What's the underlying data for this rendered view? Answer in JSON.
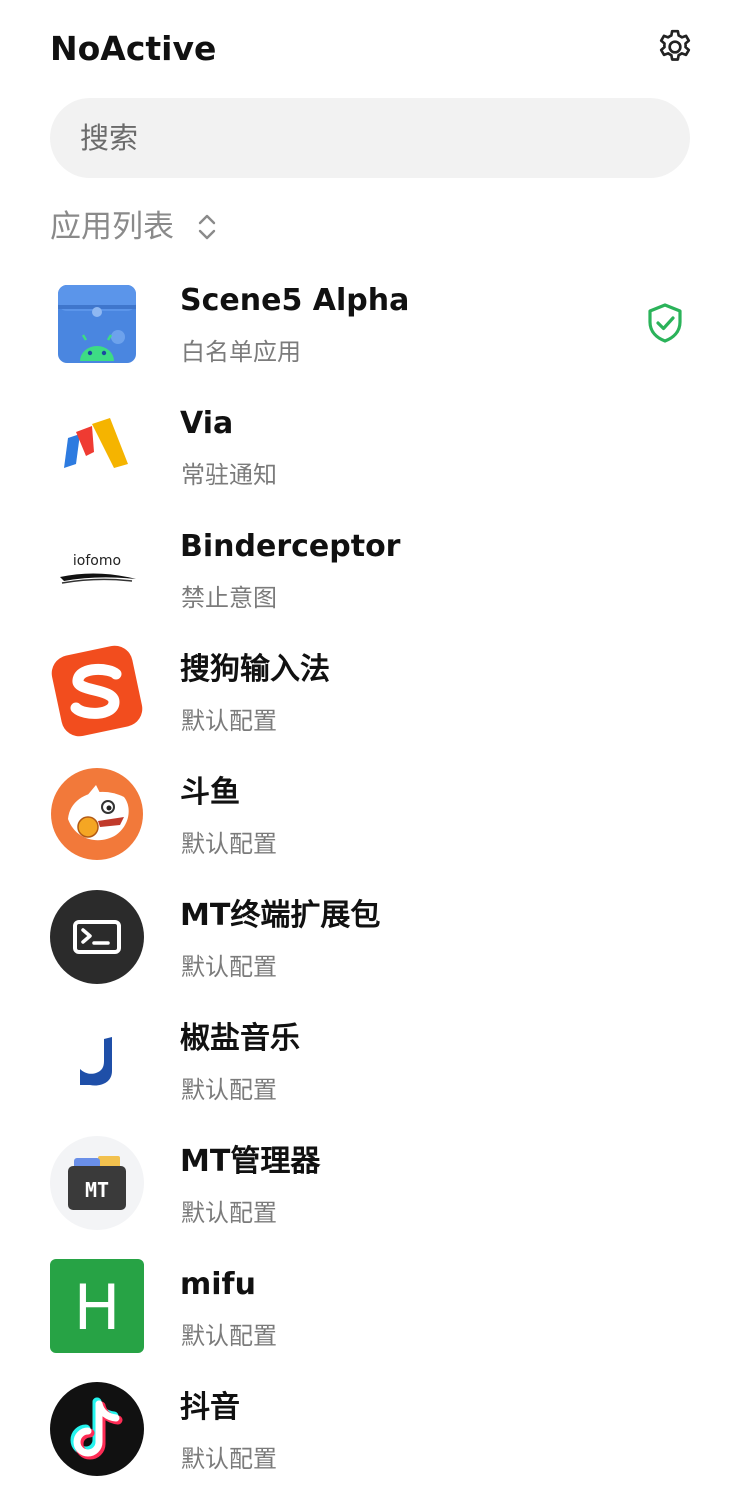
{
  "header": {
    "title": "NoActive",
    "settings_icon": "gear-icon"
  },
  "search": {
    "placeholder": "搜索"
  },
  "section": {
    "label": "应用列表",
    "sort_icon": "sort-updown-icon"
  },
  "apps": [
    {
      "name": "Scene5 Alpha",
      "status": "白名单应用",
      "icon": "scene-icon",
      "badge": "shield-check-icon",
      "badge_color": "#2bb35a"
    },
    {
      "name": "Via",
      "status": "常驻通知",
      "icon": "via-icon"
    },
    {
      "name": "Binderceptor",
      "status": "禁止意图",
      "icon": "iofomo-icon",
      "icon_text": "iofomo"
    },
    {
      "name": "搜狗输入法",
      "status": "默认配置",
      "icon": "sogou-icon"
    },
    {
      "name": "斗鱼",
      "status": "默认配置",
      "icon": "douyu-icon"
    },
    {
      "name": "MT终端扩展包",
      "status": "默认配置",
      "icon": "terminal-icon"
    },
    {
      "name": "椒盐音乐",
      "status": "默认配置",
      "icon": "salt-music-icon"
    },
    {
      "name": "MT管理器",
      "status": "默认配置",
      "icon": "mt-manager-icon",
      "icon_text": "MT"
    },
    {
      "name": "mifu",
      "status": "默认配置",
      "icon": "mifu-icon",
      "icon_text": "H"
    },
    {
      "name": "抖音",
      "status": "默认配置",
      "icon": "douyin-icon"
    }
  ]
}
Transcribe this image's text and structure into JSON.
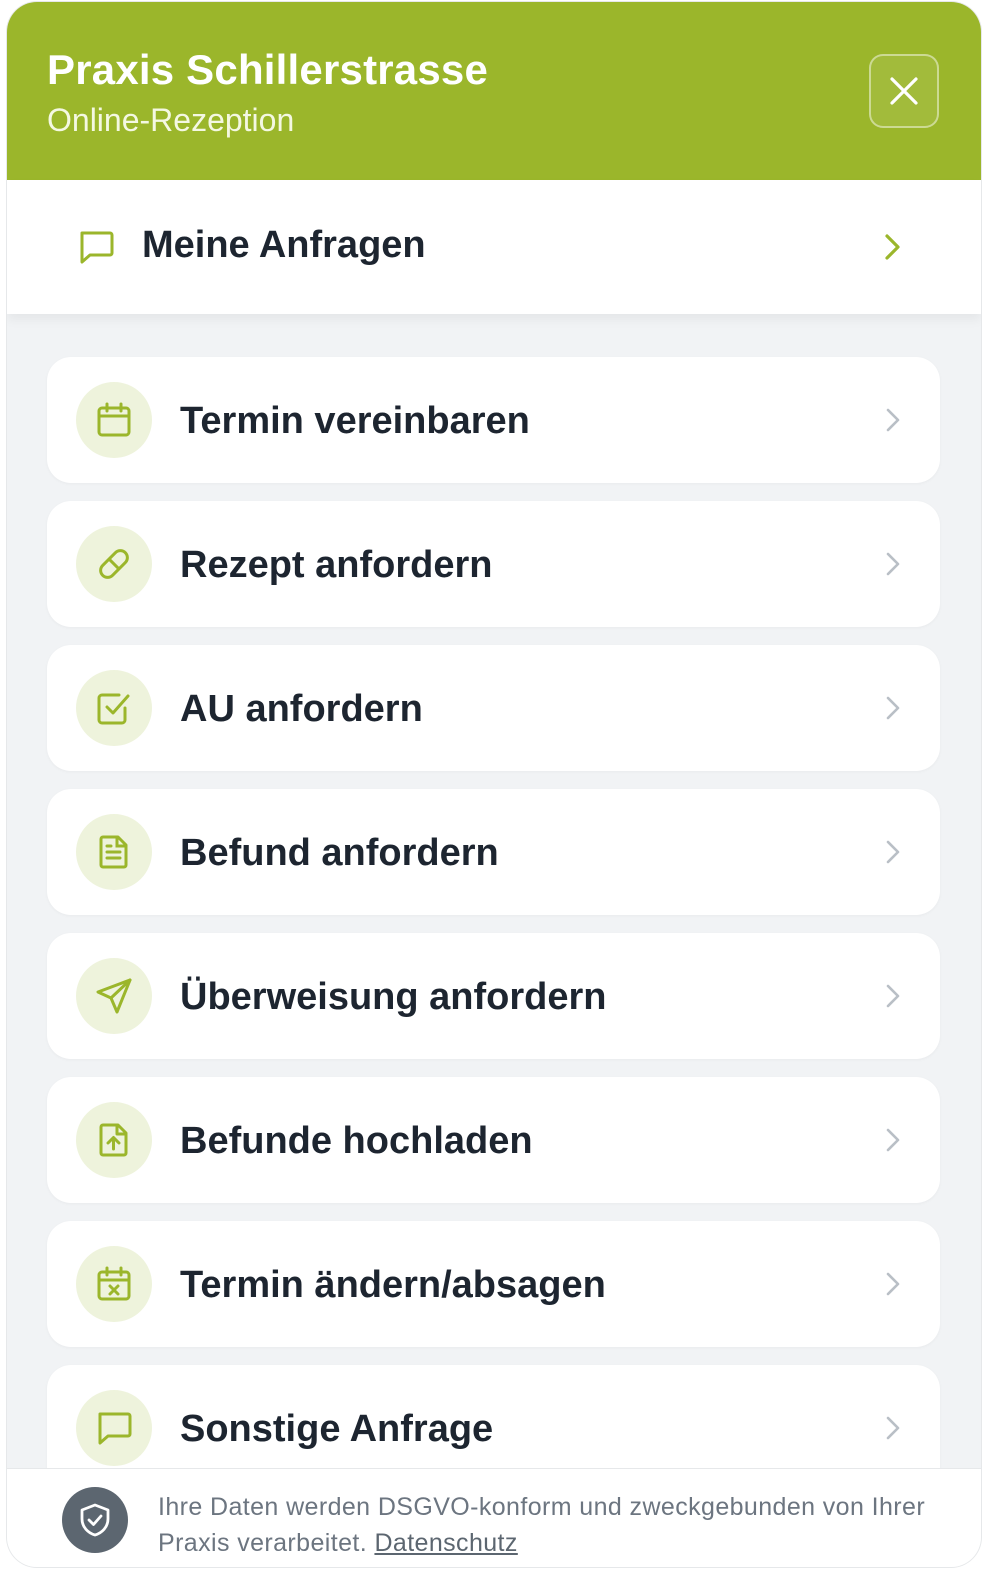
{
  "header": {
    "title": "Praxis Schillerstrasse",
    "subtitle": "Online-Rezeption",
    "close_icon": "close-icon",
    "background_color": "#9bb62b"
  },
  "my_requests": {
    "label": "Meine Anfragen",
    "icon": "chat-bubble-icon"
  },
  "menu": {
    "items": [
      {
        "label": "Termin vereinbaren",
        "icon": "calendar-icon"
      },
      {
        "label": "Rezept anfordern",
        "icon": "pill-icon"
      },
      {
        "label": "AU anfordern",
        "icon": "checkbox-icon"
      },
      {
        "label": "Befund anfordern",
        "icon": "document-icon"
      },
      {
        "label": "Überweisung anfordern",
        "icon": "send-icon"
      },
      {
        "label": "Befunde hochladen",
        "icon": "file-upload-icon"
      },
      {
        "label": "Termin ändern/absagen",
        "icon": "calendar-x-icon"
      },
      {
        "label": "Sonstige Anfrage",
        "icon": "chat-bubble-icon"
      }
    ]
  },
  "footer": {
    "privacy_text": "Ihre Daten werden DSGVO-konform und zweckgebunden von Ihrer Praxis verarbeitet.",
    "privacy_link": "Datenschutz",
    "icon": "shield-check-icon"
  },
  "colors": {
    "accent": "#9bb62b",
    "icon_bg": "#eef3dc",
    "text_primary": "#1d2530",
    "page_bg": "#f1f3f5"
  }
}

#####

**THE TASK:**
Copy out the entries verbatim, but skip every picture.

**RESPONSE TO THIS TASK:**
What's the underlying data for this rendered view? Answer in JSON.
{
  "header": {
    "title": "NoActive",
    "settings_icon": "gear-icon"
  },
  "search": {
    "placeholder": "搜索"
  },
  "section": {
    "label": "应用列表",
    "sort_icon": "sort-updown-icon"
  },
  "apps": [
    {
      "name": "Scene5 Alpha",
      "status": "白名单应用",
      "icon": "scene-icon",
      "badge": "shield-check-icon",
      "badge_color": "#2bb35a"
    },
    {
      "name": "Via",
      "status": "常驻通知",
      "icon": "via-icon"
    },
    {
      "name": "Binderceptor",
      "status": "禁止意图",
      "icon": "iofomo-icon",
      "icon_text": "iofomo"
    },
    {
      "name": "搜狗输入法",
      "status": "默认配置",
      "icon": "sogou-icon"
    },
    {
      "name": "斗鱼",
      "status": "默认配置",
      "icon": "douyu-icon"
    },
    {
      "name": "MT终端扩展包",
      "status": "默认配置",
      "icon": "terminal-icon"
    },
    {
      "name": "椒盐音乐",
      "status": "默认配置",
      "icon": "salt-music-icon"
    },
    {
      "name": "MT管理器",
      "status": "默认配置",
      "icon": "mt-manager-icon",
      "icon_text": "MT"
    },
    {
      "name": "mifu",
      "status": "默认配置",
      "icon": "mifu-icon",
      "icon_text": "H"
    },
    {
      "name": "抖音",
      "status": "默认配置",
      "icon": "douyin-icon"
    }
  ]
}
Transcribe this image's text and structure into JSON.
{
  "header": {
    "title": "Praxis Schillerstrasse",
    "subtitle": "Online-Rezeption",
    "close_icon": "close-icon",
    "background_color": "#9bb62b"
  },
  "my_requests": {
    "label": "Meine Anfragen",
    "icon": "chat-bubble-icon"
  },
  "menu": {
    "items": [
      {
        "label": "Termin vereinbaren",
        "icon": "calendar-icon"
      },
      {
        "label": "Rezept anfordern",
        "icon": "pill-icon"
      },
      {
        "label": "AU anfordern",
        "icon": "checkbox-icon"
      },
      {
        "label": "Befund anfordern",
        "icon": "document-icon"
      },
      {
        "label": "Überweisung anfordern",
        "icon": "send-icon"
      },
      {
        "label": "Befunde hochladen",
        "icon": "file-upload-icon"
      },
      {
        "label": "Termin ändern/absagen",
        "icon": "calendar-x-icon"
      },
      {
        "label": "Sonstige Anfrage",
        "icon": "chat-bubble-icon"
      }
    ]
  },
  "footer": {
    "privacy_text": "Ihre Daten werden DSGVO-konform und zweckgebunden von Ihrer Praxis verarbeitet.",
    "privacy_link": "Datenschutz",
    "icon": "shield-check-icon"
  },
  "colors": {
    "accent": "#9bb62b",
    "icon_bg": "#eef3dc",
    "text_primary": "#1d2530",
    "page_bg": "#f1f3f5"
  }
}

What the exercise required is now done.